Restoration begins on historic Lamar House

05210712 Lamar House

Errol Castens

Tony Wilson, contracts administrator with Howorth & Associates Architects, makes notes on the beginning of restoration on the L.Q.C. Lamar House in Oxford.

05210711 Lamar House

Errol Castens

Charley Ward of NewSouth Construction Co. grubs out bamboo from the grounds of the L.Q.C. Lamar House in Oxford. Work on the site began this month to restore the decrepit home of the statesman, who died in 1893.

HED: Restoration begins on historic Lamar House

READ-IN: L.Q.C. Lamar was a U.S. senator, Cabinet member and Supreme Court justice.

By Errol Castens

Daily Journal Oxford Bureau

OXFORD – Workers pushed back the bamboo jungle around L.Q.C. Lamar’s former home recently to make way for craftsmen to begin the structure’s $1.5 million restoration. The Oxford-Lafayette County Heritage Foundation bought the home in 2002 and has spent much of the time since raising funds to make it “better than Lamar ever knew it,” said project co-chair Bill Russell.

The deteriorated home, with a failing foundation and gaping holes in the roof, will be restored and discreetly modernized to make it into a museum honoring one of Mississippi’s most noted statesmen of the 19th Century.

“We have a 360-day contract, so by this time next year it ought to be a done deal,” Russell said. “The plan at the moment is to make it a house museum and a place for small conferences and receptions.”

Previous owners had hoped to restore the house, said Maralyn Bullion, past president of the Heritage Foundation, but they eventually decided to sell to the Heritage Foundation.

“Money was a big, big item, and they were not able to secure the grants they had hoped for,” Bullion said.

The Lamar home’s lawn fronts on 14th Street, but Howorth & Associates Architects included a new public entrance on 16th Street, within sight of both Lamar’s grave and that of William Faulkner. Many trees will be kept, including a massive bois d’arc.

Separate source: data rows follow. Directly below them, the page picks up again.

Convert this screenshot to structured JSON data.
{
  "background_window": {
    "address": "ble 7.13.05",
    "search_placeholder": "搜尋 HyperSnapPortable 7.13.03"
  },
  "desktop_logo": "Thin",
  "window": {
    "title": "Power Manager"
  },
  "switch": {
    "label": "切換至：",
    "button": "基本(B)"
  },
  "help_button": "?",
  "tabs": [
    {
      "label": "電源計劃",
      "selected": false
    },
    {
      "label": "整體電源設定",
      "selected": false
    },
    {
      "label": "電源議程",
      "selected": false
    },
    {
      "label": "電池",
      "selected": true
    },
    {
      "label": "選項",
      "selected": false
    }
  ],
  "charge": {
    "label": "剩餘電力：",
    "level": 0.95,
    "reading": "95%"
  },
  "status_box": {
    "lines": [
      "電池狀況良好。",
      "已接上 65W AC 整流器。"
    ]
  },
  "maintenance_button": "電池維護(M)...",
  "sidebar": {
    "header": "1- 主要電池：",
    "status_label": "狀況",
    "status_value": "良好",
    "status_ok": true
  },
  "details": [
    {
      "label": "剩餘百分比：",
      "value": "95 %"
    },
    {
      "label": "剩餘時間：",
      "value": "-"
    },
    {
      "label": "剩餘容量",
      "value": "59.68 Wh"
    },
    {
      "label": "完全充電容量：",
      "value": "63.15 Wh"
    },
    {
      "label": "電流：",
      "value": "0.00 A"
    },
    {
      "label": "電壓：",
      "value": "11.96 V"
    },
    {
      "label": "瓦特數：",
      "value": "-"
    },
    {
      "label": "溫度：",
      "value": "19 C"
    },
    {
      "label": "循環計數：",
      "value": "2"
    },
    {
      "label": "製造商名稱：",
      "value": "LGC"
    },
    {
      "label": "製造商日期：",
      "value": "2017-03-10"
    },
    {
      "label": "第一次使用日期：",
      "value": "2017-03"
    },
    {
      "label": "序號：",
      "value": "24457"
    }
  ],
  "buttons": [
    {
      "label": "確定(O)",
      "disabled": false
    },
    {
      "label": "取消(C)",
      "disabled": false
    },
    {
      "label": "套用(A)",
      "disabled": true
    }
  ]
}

“No one knows for sure, but we think L.Q.C. Lamar may have planted that tree himself,” said Tony Wilson, contracts manager for Howorth architects, overseeing the project.

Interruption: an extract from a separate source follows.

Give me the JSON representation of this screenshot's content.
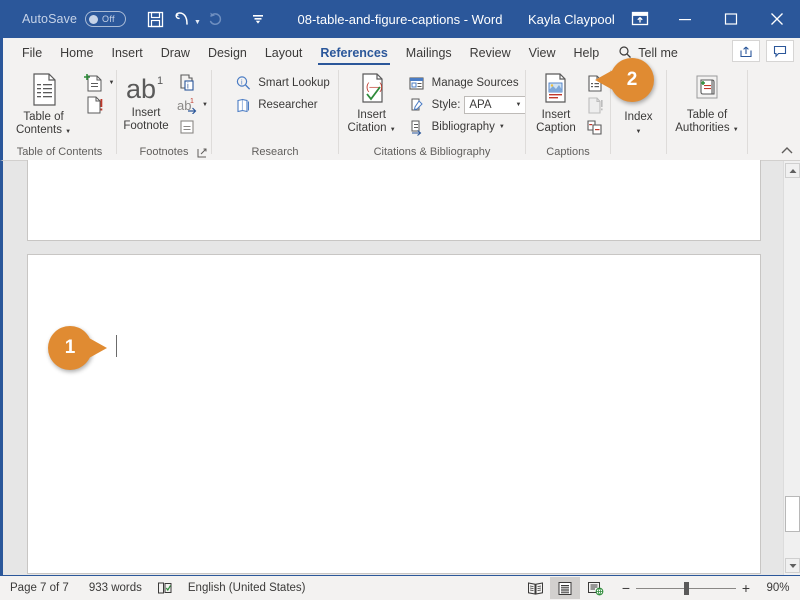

Divisive uniter

Lamar is believed to be the only American who served in the highest circles of all three federal government branches – as a representative and senator, as Cabinet member and as Supreme Court justice. Counties, Oxford’s major north-south street and the Ole Miss law school are some of the entities that bear his name.

A brilliant scholar, educator and lawyer, the statesman was not an entirely sympathetic character according to 21st Century sensibilities, having once championed a constitutional amendment protecting slavery and having served as a diplomat-at-large for the Confederacy. After Reconstruction, however, he helped reunite the nation. When his abolitionist nemesis Massachusetts Sen. Charles Sumner died, Lamar delivered the eulogy.

“With rhetorical brilliance Lamar championed Sumner’s call for amnesty for former Confederates, which quickly rang throughout the country and made Lamar famous,” wrote historian and journalist John Padgett.

Future needs

Oxford-Lafayette County Heritage Foundation officials hope to make the Lamar House and an annex to be built behind it a headquarters for their work. Having attracted both private and public funds for the project, their next challenge is to raise operating funds.

“We need a care endowment of a million-plus, so we can operate off the interest,” Russell said. “The bottom line to it is, once you own it, you’ve got to operate it.”

Contact Daily Journal Oxford Bureau reporter Errol Castens at 281-1069 or errol.castens@djournal.com.